The problem = An image-free, word-for-word version of the records below is to be returned.

═══ Supplied material ═══

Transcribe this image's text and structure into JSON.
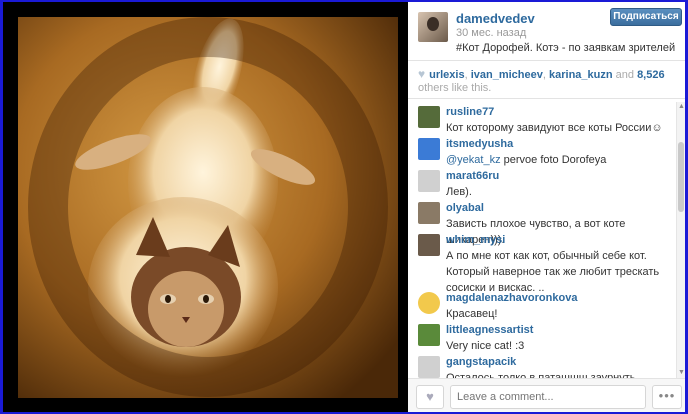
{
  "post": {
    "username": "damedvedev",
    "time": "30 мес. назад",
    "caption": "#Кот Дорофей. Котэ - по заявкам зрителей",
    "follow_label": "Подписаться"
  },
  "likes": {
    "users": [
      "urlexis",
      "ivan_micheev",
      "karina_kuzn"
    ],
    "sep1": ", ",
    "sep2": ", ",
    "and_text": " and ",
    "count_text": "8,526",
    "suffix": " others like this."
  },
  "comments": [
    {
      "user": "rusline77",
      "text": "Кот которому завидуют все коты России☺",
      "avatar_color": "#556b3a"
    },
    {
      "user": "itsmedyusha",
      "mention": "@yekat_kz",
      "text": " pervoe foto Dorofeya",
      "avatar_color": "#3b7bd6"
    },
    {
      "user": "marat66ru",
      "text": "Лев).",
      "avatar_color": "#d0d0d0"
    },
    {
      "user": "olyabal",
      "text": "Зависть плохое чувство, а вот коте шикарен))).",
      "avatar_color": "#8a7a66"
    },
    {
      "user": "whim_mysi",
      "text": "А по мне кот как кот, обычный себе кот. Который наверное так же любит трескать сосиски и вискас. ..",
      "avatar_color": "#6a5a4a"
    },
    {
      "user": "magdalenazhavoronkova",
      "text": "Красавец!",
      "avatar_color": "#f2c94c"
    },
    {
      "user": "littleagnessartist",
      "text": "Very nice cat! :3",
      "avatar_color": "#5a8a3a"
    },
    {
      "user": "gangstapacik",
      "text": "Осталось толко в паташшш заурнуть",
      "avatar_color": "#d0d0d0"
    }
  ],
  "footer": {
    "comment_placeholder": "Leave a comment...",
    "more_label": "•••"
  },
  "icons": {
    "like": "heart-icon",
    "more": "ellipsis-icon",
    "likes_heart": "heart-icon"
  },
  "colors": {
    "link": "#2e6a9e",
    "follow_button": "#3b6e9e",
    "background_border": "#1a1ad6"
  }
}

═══

Result of this exercise =
Transcribe this image's text and structure into JSON.
{
  "post": {
    "username": "damedvedev",
    "time": "30 мес. назад",
    "caption": "#Кот Дорофей. Котэ - по заявкам зрителей",
    "follow_label": "Подписаться"
  },
  "likes": {
    "users": [
      "urlexis",
      "ivan_micheev",
      "karina_kuzn"
    ],
    "sep1": ", ",
    "sep2": ", ",
    "and_text": " and ",
    "count_text": "8,526",
    "suffix": " others like this."
  },
  "comments": [
    {
      "user": "rusline77",
      "text": "Кот которому завидуют все коты России☺",
      "avatar_color": "#556b3a"
    },
    {
      "user": "itsmedyusha",
      "mention": "@yekat_kz",
      "text": " pervoe foto Dorofeya",
      "avatar_color": "#3b7bd6"
    },
    {
      "user": "marat66ru",
      "text": "Лев).",
      "avatar_color": "#d0d0d0"
    },
    {
      "user": "olyabal",
      "text": "Зависть плохое чувство, а вот коте шикарен))).",
      "avatar_color": "#8a7a66"
    },
    {
      "user": "whim_mysi",
      "text": "А по мне кот как кот, обычный себе кот. Который наверное так же любит трескать сосиски и вискас. ..",
      "avatar_color": "#6a5a4a"
    },
    {
      "user": "magdalenazhavoronkova",
      "text": "Красавец!",
      "avatar_color": "#f2c94c"
    },
    {
      "user": "littleagnessartist",
      "text": "Very nice cat! :3",
      "avatar_color": "#5a8a3a"
    },
    {
      "user": "gangstapacik",
      "text": "Осталось толко в паташшш заурнуть",
      "avatar_color": "#d0d0d0"
    }
  ],
  "footer": {
    "comment_placeholder": "Leave a comment...",
    "more_label": "•••"
  },
  "icons": {
    "like": "heart-icon",
    "more": "ellipsis-icon",
    "likes_heart": "heart-icon"
  },
  "colors": {
    "link": "#2e6a9e",
    "follow_button": "#3b6e9e",
    "background_border": "#1a1ad6"
  }
}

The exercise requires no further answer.